• Required action: For each line below that contains the word "true", return that line.

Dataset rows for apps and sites

----

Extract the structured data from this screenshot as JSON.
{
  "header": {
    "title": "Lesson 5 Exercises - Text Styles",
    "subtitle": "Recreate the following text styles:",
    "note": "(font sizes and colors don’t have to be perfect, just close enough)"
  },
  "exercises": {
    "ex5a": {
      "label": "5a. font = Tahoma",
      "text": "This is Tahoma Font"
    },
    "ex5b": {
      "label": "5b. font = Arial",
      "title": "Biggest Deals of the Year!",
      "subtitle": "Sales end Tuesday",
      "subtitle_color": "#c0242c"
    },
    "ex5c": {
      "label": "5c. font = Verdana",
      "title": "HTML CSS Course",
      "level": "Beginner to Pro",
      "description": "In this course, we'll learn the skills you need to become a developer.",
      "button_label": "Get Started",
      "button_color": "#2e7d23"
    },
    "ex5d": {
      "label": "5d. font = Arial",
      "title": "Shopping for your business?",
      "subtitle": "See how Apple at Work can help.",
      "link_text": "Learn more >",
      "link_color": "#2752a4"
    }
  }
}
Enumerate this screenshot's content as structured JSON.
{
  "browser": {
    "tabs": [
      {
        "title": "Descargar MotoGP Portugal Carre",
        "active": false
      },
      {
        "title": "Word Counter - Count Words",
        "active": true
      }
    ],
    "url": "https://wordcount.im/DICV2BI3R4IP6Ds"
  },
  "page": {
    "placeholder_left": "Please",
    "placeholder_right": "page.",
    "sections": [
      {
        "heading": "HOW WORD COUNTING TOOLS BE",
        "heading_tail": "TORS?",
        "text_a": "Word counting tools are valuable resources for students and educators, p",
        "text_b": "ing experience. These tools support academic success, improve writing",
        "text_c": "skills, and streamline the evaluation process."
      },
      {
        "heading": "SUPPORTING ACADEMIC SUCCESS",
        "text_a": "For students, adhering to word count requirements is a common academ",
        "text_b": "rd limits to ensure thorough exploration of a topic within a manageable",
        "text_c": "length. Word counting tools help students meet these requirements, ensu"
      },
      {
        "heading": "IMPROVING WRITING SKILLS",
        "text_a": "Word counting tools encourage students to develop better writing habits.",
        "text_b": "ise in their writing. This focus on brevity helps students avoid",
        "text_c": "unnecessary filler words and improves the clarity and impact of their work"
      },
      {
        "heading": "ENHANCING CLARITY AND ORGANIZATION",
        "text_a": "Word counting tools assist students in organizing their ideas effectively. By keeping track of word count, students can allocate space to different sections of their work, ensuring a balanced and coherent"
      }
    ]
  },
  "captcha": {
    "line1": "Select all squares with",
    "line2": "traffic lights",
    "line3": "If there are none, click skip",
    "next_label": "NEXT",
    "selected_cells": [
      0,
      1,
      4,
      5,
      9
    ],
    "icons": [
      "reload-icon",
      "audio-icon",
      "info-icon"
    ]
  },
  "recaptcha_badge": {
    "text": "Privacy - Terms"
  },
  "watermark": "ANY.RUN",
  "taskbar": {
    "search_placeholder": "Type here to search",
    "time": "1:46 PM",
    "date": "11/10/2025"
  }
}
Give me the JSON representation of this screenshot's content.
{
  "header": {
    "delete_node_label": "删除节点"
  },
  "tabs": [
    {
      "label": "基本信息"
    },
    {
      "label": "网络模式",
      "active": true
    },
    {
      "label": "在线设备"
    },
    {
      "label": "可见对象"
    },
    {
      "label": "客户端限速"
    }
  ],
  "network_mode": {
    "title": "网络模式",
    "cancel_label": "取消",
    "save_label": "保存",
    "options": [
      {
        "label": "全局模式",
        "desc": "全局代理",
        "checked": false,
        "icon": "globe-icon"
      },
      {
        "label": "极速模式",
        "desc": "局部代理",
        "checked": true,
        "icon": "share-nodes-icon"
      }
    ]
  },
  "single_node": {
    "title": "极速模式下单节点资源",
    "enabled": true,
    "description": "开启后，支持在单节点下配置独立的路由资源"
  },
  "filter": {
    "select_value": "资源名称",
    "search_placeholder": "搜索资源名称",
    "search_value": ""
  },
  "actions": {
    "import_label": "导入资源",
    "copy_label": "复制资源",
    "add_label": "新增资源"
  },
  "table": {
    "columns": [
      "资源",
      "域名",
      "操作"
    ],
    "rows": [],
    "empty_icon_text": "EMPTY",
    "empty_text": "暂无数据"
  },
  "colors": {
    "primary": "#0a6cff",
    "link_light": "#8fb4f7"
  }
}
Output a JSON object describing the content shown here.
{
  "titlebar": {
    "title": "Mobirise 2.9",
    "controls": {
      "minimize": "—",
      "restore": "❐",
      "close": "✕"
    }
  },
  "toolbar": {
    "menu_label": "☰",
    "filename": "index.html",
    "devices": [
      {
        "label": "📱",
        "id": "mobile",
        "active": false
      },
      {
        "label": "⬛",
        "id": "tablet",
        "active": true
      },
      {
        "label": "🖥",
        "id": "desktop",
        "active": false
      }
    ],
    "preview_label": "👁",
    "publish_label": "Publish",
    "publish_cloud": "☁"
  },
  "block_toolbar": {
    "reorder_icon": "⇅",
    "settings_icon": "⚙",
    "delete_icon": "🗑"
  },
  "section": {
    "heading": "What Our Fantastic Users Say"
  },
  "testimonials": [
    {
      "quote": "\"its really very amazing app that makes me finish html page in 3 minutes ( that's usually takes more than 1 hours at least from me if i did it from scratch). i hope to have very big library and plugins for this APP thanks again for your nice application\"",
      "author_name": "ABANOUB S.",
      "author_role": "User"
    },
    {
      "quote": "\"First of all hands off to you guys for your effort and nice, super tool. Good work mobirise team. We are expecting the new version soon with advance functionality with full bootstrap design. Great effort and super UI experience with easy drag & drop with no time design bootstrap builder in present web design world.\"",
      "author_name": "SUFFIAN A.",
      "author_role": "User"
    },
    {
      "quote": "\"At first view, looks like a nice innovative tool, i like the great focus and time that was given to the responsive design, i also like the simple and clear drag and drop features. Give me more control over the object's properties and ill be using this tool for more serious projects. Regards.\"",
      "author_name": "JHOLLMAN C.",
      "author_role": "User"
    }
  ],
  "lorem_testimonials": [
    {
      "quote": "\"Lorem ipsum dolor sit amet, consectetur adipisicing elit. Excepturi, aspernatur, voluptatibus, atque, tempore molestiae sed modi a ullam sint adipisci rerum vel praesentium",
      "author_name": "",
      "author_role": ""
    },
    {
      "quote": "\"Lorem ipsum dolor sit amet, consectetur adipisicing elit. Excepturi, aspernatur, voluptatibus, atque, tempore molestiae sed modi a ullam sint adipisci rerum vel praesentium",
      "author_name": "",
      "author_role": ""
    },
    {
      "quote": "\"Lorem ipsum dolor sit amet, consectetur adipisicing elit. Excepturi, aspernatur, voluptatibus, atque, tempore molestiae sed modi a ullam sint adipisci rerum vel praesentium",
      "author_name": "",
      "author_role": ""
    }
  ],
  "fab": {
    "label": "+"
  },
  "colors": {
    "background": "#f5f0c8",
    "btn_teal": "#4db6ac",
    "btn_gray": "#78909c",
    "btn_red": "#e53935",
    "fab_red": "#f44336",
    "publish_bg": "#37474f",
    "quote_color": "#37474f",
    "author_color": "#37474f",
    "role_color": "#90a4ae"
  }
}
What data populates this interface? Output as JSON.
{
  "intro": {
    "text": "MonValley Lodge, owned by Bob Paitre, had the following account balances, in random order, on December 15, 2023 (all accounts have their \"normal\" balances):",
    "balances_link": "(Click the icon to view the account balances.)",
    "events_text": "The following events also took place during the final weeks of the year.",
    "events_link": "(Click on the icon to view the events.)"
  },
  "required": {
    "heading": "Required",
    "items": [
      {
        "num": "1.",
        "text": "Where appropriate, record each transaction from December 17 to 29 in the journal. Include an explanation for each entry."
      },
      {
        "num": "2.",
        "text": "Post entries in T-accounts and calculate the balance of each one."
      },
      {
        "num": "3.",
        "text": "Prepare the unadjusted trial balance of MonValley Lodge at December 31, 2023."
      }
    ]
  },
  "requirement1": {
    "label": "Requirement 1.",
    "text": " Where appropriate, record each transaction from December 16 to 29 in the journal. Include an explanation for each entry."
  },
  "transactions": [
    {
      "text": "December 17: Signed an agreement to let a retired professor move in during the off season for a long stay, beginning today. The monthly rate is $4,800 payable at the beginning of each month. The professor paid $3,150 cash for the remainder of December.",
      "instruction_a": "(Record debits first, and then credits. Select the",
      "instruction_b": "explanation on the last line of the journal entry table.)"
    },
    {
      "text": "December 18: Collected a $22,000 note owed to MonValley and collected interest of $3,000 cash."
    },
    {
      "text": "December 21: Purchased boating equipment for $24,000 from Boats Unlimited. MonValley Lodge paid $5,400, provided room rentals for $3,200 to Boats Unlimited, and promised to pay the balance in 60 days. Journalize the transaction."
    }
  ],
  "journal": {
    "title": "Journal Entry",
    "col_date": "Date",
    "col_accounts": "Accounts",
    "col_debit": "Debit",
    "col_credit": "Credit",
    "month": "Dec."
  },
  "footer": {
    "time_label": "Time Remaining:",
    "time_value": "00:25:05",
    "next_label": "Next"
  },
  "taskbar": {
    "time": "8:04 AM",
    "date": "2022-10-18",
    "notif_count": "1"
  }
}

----

• Your solution:
        "active": true
      "active": true
        "checked": true,
    "enabled": true,
        "active": true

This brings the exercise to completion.